The software systems are capable of producing graphs, reports and charts to keep practitioners informed of how they fare financially.

Multiple opportunities exist for medical insurance billers and those who are willing to offer specialized, customized services are indispensable. Billers who offer the little “extras” are in high demand, but medical insurance billers should never lose sight of their most important goal – quick and accurate billing that produces a steady monetary flow for clients.

Medical Billing Basics, Rules, and Regulations

Medical Billing Basics, Rules, and Regulations

A medical insurance billing (MIB) specialist is one of the most trusted individuals in a practice. Clinicians trust billers with the personal information of their patients, to obtain the largest revenues to which they’re entitled and to do so in a manner that’s accurate and legal. Nitin Chhoda discusses why integrity is one of the greatest assets a medical billing staff must have and why it should never be compromised.

medical billingCertified MIBs are specialists in their field and must conform to accepted coding practices and standards.

They have a moral, ethical and legal responsibility to code each reimbursement claim accurately, and deal fairly with patients, providers and payers.

Medical billing people are legally accountable for maintaining compliance and confidentiality, even if encouraged by unscrupulous individuals to “bend” the rules.

Ignorance is Never an Excuse

Coding regulations and requirements for submitting claims can change quickly.
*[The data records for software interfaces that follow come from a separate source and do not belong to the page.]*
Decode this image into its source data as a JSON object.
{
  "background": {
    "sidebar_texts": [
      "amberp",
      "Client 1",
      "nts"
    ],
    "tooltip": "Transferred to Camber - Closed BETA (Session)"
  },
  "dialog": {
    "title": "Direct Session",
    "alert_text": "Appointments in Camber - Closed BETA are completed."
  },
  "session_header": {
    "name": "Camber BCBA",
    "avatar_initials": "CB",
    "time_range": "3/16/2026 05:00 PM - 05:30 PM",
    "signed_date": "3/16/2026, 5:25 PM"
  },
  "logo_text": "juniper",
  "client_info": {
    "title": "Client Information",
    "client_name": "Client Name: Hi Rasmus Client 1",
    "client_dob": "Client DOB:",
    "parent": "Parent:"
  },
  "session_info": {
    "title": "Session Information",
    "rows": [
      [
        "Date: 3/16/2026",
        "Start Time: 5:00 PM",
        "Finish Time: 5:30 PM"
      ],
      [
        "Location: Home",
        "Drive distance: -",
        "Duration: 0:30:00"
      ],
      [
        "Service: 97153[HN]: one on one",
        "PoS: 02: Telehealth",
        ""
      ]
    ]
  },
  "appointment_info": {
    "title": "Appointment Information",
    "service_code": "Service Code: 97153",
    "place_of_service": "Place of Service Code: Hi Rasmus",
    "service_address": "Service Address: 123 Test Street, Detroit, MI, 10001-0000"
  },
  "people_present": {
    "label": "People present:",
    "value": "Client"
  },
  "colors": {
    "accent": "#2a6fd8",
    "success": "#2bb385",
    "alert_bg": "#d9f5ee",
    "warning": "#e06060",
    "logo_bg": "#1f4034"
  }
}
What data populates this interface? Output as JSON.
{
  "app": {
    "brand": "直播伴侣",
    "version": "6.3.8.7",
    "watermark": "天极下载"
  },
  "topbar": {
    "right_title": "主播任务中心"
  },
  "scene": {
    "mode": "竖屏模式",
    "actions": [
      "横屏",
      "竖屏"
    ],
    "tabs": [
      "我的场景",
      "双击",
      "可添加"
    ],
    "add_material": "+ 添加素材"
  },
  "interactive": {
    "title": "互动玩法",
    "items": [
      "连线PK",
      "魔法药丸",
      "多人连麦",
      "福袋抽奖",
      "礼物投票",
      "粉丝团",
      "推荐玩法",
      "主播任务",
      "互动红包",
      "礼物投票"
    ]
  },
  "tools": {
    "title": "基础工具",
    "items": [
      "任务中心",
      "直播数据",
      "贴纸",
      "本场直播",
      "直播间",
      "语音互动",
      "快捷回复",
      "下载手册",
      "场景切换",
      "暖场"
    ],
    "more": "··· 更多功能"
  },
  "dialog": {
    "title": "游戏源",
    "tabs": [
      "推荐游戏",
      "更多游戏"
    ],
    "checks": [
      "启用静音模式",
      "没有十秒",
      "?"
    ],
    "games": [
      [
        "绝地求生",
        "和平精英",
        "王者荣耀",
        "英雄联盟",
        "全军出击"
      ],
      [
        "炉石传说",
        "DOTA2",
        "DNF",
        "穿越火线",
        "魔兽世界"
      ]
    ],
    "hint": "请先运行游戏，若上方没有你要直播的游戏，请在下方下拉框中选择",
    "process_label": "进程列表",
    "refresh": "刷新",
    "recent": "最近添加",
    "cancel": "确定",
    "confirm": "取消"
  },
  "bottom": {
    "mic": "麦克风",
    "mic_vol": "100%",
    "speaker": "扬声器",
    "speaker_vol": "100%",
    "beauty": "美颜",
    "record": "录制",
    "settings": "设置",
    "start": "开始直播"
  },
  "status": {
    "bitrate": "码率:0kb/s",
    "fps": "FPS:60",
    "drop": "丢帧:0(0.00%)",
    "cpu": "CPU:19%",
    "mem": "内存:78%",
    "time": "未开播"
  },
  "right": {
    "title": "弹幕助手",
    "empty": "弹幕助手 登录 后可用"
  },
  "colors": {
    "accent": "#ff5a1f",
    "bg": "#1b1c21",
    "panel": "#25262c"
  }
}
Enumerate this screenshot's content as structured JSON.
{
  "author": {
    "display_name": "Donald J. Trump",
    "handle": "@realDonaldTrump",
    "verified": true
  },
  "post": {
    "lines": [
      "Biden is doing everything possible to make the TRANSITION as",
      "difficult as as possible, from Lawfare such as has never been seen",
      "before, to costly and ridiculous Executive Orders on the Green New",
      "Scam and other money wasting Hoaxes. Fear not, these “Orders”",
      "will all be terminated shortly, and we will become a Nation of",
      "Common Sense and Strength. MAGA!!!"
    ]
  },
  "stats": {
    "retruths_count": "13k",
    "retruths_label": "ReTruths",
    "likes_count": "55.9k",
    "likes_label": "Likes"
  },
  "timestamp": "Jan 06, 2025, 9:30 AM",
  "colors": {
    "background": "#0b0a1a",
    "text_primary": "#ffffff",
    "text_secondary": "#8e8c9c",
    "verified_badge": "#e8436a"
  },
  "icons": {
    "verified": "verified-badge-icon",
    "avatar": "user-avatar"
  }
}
The onus is on the medical billing staff to remain informed and current, whether it’s a coding change or the manner in which clearinghouses accept reimbursement claims.

Always Keep it Private

Many billers are required to sign a confidentiality agreement and it’s becoming standard procedure in many practices. Confidentiality is more than a suggestion. It’s the law as outlined by HIPAA.

IMPORTANT: Patient information is to be protected at all times and there are stiff criminal penalties for those guilty of violations by word or deed.

Mistakes Cannot be Avoided But Should Never Be a Habit

No one is perfect and mistakes will occasionally be made. If there’s doubt about data contained in any portion of the patient encounter, obtain clarification from the practitioner before coding. When a medical billing staff makes a mistake, they’re obligated to report it to the payer and correct it.

No to Fraudulent Billing

There are many ways in which medical billing may be considered fraud. Over billing or unbundling to obtain more money, and under billing to get claims approved quicker, hurts the financial well-being of the practice and is illegal.

Routinely forgiving patient balances or failing to collect co-pays may run the practice afoul of anti-kickback statutes.

Insurance carriers are always seeking ways to avoid paying claims. Double billing and claiming for unnecessary procedures are red flags for payers, who have the option of initiating an investigation into the clinic and its medical billing practices.

Maintaining complete documentation that supports each medical billing reimbursement is critical.

Being Compliant is a Must

Medical billing staff must work within the dictates of the National Correct Coding Initiative edits to provide ethical, accurate and honest cost accountings to which practitioners are entitled. medical billing software

To maintain compliance, MIBs are charged with providing documentation that supports a diagnosis or procedure, and to explain costs that exceed the expected norm.

Compliance also extends to the methods by which patient information and reimbursement claims are transmitted.

The Affordable Health Care Act has mandated that billers and any entity or facility that transmits a patient’s personal data must do so through electronic medical record (EMR) technology that provides the appropriate security and safeguards.

As certified medical insurance billers, medical billing staff must have an ethical and legal responsibility to code correctly and accurately. They must maintain compliance within the confines of state and federal law, and be cognizant of the numerous requirements of insurance carriers.

Doing so will increase the number of clean claims that are paid promptly and ensure that the medical billing staff and practitioner’s reputations remain above reproach.